Even in the poor countries, disunity grows in some places as fast as ecumenicity. In recent decades the younger evangelical churches of North America — Pentecostals, Adventists have so expanded their activities that they now have more missionaries in the field than the older denominations. In Africa, Methodists, Presbyterians, Congregationalists and some Baptists have come together to form the Free Church of Central Africa, but at the same time the new churches have remained separate and there is as much disunity as there ever w'as.

If these things work against ecumenicity, then it is the faith and order deliberations exemplified by the Montreal meeting which have created the most impressive degree of unity among Orthodox, Protestant and Anglican churches. When the bearded thirty-two-year-old Archbishop Nikodim from the Russian Orthodox Church w'as welcomed at New Delhi he pointed out that his church expected to make its major contributions to ecumenicity through faith and order: and, indeed, the Russian

Orthodox theologians, and Russian Baptists, too, will attend a faith and order conference for the first time at Montreal.

Everyone at New' Delhi und Archbishop Nikodim’s promis Russian Orthodox position is d It has never regarded itself « phetic in social questions; it the czars, and it lives with chov, and it cannot become ir in such things as World Counc lutions on freedom. It has grov in recent years — a contribu the church is used by some citizens as a protest against tb eminent — but it cannot pari in the World Council’s philar ( aid to refugees, assistance to i areas, medical missions) becau forbidden to send money out c sia. In fact, the church is ni mitted to engage in good w'ork inside Russia.

What is left to it is faith anc — the reconciliation of the cb through theology —and tha Archbishop Nikodim, is w'herc work. No one should look to M this summer for pronounceme the great modern moral isst peace and disarmament, overj tion, starvation, freedom. The ments from Montreal will likei w'ith such matters as ordaining en, church organization, worsh the ways in which these things Christian unity.

“Missionaries go home”

But the urgency which bring: great men to Montreal, and put together in one solemn religiou ice, goes beyond such question beyond even the most ominoi facing Christianity today: that most certainly, a declining r in relation to the world's popu There are challenges to Chril on all sides: Islam, Biiddhisni duism arc all reviving. Chril may die out in some parts world, such as China, and in p; Asia it faces severe hostility — gates to New Delhi in 1961 astonished to find themselves fronted by pickets bearing sign ing “Missionaries go home.” Ir dhist Nepal the law' provides a year prison sentence for anyon ing instruction leading to Ch baptism.

But even if these threats to tianity were not so obvious, tians around the world would s yearning and working for unit cause they know that the task them is too great to be perfi in competition with each other, poor countries, Christians todc complish a great deal.

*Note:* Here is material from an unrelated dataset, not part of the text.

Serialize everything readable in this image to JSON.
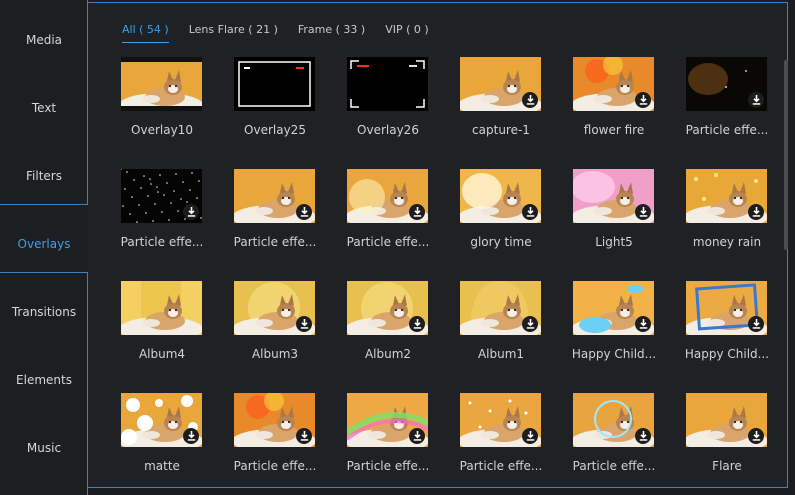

In Afric spite the spread of other reli Christians still provided eight percent of the elementary educ in Hong Kong a unified movern one hundred churches and w agencies has produced an eng| welfare and education prograjj haps the most dramatic of all operative movements is the 1 Council’s vast effort to empt refugee camps of the world anc homeless people a new chance, things are being done, and dot creasingly by Christians unite their faith and their common pm The fact that they need to be more, and done better, and faster, is the greatest impulse b the drive for Christian unity. ^